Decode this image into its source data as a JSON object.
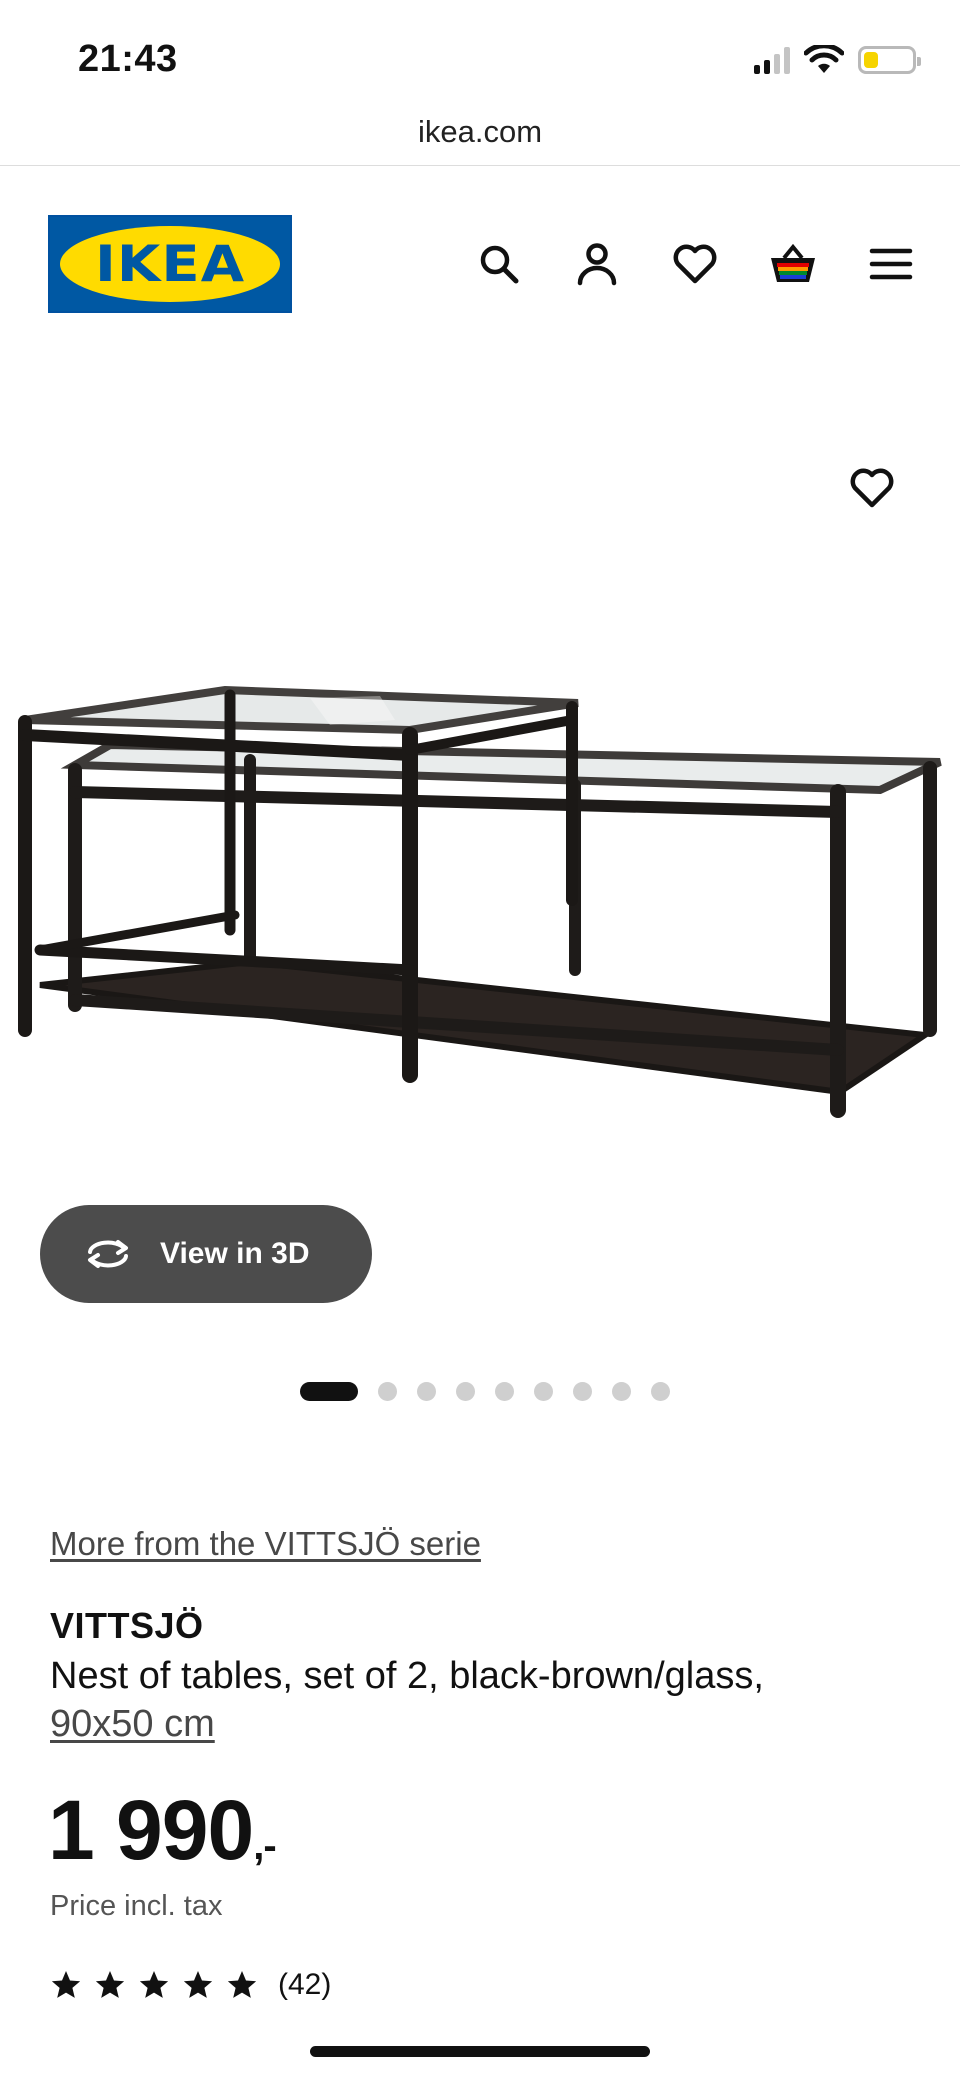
{
  "status_bar": {
    "time": "21:43",
    "signal_bars_filled": 2,
    "signal_bars_total": 4,
    "battery_level": 0.3,
    "battery_color": "#f6d400",
    "icons": [
      "signal-icon",
      "wifi-icon",
      "battery-icon"
    ]
  },
  "browser": {
    "url": "ikea.com"
  },
  "header": {
    "logo_text": "IKEA",
    "logo_colors": {
      "blue": "#0058a3",
      "yellow": "#ffdb00"
    },
    "icons": [
      "search-icon",
      "account-icon",
      "heart-icon",
      "basket-icon",
      "menu-icon"
    ]
  },
  "gallery": {
    "favorite_icon": "heart-icon",
    "view_3d_label": "View in 3D",
    "image_count": 9,
    "active_image_index": 0
  },
  "product": {
    "series_link": "More from the VITTSJÖ serie",
    "name": "VITTSJÖ",
    "description": "Nest of tables, set of 2, black-brown/glass,",
    "size": "90x50 cm",
    "price_main": "1 990",
    "price_suffix": ",-",
    "price_note": "Price incl. tax",
    "rating_stars": 5,
    "rating_count": "(42)"
  }
}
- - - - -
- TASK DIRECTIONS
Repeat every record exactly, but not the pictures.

- EXERCISE RESULT
Decode this image into its source data as a JSON object.
{
  "status_bar": {
    "time": "21:43",
    "signal_bars_filled": 2,
    "signal_bars_total": 4,
    "battery_level": 0.3,
    "battery_color": "#f6d400",
    "icons": [
      "signal-icon",
      "wifi-icon",
      "battery-icon"
    ]
  },
  "browser": {
    "url": "ikea.com"
  },
  "header": {
    "logo_text": "IKEA",
    "logo_colors": {
      "blue": "#0058a3",
      "yellow": "#ffdb00"
    },
    "icons": [
      "search-icon",
      "account-icon",
      "heart-icon",
      "basket-icon",
      "menu-icon"
    ]
  },
  "gallery": {
    "favorite_icon": "heart-icon",
    "view_3d_label": "View in 3D",
    "image_count": 9,
    "active_image_index": 0
  },
  "product": {
    "series_link": "More from the VITTSJÖ serie",
    "name": "VITTSJÖ",
    "description": "Nest of tables, set of 2, black-brown/glass,",
    "size": "90x50 cm",
    "price_main": "1 990",
    "price_suffix": ",-",
    "price_note": "Price incl. tax",
    "rating_stars": 5,
    "rating_count": "(42)"
  }
}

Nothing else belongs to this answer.